> _Required work_:
Starting at the line that holds "Decode this image", copy every line exactly through the end of the data, and no others.

◆ ◆ ◆ ◆

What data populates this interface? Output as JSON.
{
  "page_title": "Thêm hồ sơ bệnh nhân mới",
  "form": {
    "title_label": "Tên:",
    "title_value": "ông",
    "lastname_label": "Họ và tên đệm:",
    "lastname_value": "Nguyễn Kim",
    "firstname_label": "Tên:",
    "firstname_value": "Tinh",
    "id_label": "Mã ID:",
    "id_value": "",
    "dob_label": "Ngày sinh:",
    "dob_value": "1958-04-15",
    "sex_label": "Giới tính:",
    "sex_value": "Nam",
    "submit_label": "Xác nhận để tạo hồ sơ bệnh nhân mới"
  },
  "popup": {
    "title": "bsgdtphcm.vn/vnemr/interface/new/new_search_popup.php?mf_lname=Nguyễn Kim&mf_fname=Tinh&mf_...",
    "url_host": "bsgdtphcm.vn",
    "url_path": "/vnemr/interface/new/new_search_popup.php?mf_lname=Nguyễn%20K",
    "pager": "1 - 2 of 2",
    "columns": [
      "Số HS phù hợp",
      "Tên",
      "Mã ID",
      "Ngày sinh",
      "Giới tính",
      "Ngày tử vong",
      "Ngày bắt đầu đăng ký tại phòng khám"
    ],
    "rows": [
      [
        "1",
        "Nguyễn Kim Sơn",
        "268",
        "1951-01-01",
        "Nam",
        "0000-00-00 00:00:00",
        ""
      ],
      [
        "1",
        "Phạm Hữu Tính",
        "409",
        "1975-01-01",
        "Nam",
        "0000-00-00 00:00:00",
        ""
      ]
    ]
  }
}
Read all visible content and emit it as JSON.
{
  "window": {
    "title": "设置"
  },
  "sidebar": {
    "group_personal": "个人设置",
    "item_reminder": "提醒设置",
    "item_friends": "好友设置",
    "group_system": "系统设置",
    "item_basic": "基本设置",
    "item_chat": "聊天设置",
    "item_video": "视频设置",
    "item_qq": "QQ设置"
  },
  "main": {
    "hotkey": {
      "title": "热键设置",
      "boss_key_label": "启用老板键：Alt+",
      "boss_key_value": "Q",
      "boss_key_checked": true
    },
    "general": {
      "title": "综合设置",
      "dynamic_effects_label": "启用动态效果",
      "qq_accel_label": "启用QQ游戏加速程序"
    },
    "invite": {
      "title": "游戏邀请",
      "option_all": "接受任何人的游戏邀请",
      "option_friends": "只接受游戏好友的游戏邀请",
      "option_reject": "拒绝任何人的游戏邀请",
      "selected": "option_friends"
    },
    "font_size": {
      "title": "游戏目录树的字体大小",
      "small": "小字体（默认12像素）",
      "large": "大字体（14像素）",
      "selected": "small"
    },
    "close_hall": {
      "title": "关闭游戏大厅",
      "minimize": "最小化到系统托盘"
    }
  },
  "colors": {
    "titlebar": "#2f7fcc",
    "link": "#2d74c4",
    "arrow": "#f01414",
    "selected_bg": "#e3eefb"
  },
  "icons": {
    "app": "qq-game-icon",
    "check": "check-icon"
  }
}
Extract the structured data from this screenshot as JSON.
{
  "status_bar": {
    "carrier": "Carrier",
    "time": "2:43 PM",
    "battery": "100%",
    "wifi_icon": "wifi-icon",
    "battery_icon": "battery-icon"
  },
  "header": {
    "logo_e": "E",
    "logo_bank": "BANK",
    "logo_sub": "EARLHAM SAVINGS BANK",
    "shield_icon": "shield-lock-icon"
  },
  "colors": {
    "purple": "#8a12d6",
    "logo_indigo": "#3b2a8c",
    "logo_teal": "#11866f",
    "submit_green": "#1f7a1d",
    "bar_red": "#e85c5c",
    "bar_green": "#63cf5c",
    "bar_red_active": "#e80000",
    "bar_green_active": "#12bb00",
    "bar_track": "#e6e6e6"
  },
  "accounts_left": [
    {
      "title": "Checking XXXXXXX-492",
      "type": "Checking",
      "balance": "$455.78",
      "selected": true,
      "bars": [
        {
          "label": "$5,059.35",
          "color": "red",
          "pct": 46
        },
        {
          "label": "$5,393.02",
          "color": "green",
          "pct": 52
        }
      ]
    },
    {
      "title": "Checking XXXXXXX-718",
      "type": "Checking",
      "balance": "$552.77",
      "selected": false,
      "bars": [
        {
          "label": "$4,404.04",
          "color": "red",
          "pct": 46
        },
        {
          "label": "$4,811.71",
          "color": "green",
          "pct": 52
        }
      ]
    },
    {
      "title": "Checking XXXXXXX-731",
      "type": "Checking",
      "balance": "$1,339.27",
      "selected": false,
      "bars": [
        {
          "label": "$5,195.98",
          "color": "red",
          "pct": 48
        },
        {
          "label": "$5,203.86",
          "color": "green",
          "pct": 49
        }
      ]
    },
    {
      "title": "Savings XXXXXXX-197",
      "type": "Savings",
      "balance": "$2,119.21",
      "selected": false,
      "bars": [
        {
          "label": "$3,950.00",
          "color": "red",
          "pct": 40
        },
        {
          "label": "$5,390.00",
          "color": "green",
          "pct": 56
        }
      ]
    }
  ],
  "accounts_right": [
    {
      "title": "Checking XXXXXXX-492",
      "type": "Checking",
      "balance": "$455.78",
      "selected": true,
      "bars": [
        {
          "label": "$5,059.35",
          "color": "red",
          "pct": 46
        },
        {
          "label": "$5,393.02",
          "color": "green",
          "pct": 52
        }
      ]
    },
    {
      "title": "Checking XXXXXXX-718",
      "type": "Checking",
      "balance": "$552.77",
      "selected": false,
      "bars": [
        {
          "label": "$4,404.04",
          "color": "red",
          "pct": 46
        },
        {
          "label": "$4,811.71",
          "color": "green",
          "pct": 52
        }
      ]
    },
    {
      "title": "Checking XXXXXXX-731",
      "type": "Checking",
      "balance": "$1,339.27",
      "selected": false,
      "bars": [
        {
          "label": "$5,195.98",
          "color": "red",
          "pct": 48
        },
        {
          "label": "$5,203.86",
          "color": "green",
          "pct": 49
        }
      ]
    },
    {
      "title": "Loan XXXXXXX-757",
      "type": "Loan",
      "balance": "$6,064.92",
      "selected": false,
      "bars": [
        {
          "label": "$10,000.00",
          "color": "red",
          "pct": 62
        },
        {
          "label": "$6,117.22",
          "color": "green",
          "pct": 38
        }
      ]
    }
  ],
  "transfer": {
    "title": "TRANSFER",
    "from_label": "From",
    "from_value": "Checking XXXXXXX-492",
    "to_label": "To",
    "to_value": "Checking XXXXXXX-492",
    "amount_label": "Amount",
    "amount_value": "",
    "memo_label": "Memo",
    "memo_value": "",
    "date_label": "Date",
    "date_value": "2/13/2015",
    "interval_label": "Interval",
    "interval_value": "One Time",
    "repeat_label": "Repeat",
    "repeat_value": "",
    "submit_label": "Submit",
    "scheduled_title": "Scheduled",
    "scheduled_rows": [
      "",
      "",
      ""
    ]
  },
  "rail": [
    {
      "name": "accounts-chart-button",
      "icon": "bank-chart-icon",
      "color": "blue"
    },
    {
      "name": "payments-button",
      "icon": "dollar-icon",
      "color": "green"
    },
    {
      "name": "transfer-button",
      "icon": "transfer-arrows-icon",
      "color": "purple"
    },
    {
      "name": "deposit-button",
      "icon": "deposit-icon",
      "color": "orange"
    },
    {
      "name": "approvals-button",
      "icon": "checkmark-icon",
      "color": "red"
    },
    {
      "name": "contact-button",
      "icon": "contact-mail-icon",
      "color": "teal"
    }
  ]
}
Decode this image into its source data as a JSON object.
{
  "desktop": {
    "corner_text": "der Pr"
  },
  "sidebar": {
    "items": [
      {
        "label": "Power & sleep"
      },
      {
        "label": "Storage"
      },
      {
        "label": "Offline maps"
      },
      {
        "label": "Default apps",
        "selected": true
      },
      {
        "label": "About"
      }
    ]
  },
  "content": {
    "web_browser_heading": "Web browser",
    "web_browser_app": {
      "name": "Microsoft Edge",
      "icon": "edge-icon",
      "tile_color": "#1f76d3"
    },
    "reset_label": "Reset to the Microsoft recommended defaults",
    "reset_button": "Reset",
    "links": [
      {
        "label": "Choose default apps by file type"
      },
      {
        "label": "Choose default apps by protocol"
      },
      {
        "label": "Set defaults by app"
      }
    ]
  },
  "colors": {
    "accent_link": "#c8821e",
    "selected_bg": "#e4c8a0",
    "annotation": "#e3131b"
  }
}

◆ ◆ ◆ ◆

> _Solved problem_:
Decode this image into its source data as a JSON object.
{
  "desktop": {
    "corner_text": "der Pr"
  },
  "sidebar": {
    "items": [
      {
        "label": "Power & sleep"
      },
      {
        "label": "Storage"
      },
      {
        "label": "Offline maps"
      },
      {
        "label": "Default apps",
        "selected": true
      },
      {
        "label": "About"
      }
    ]
  },
  "content": {
    "web_browser_heading": "Web browser",
    "web_browser_app": {
      "name": "Microsoft Edge",
      "icon": "edge-icon",
      "tile_color": "#1f76d3"
    },
    "reset_label": "Reset to the Microsoft recommended defaults",
    "reset_button": "Reset",
    "links": [
      {
        "label": "Choose default apps by file type"
      },
      {
        "label": "Choose default apps by protocol"
      },
      {
        "label": "Set defaults by app"
      }
    ]
  },
  "colors": {
    "accent_link": "#c8821e",
    "selected_bg": "#e4c8a0",
    "annotation": "#e3131b"
  }
}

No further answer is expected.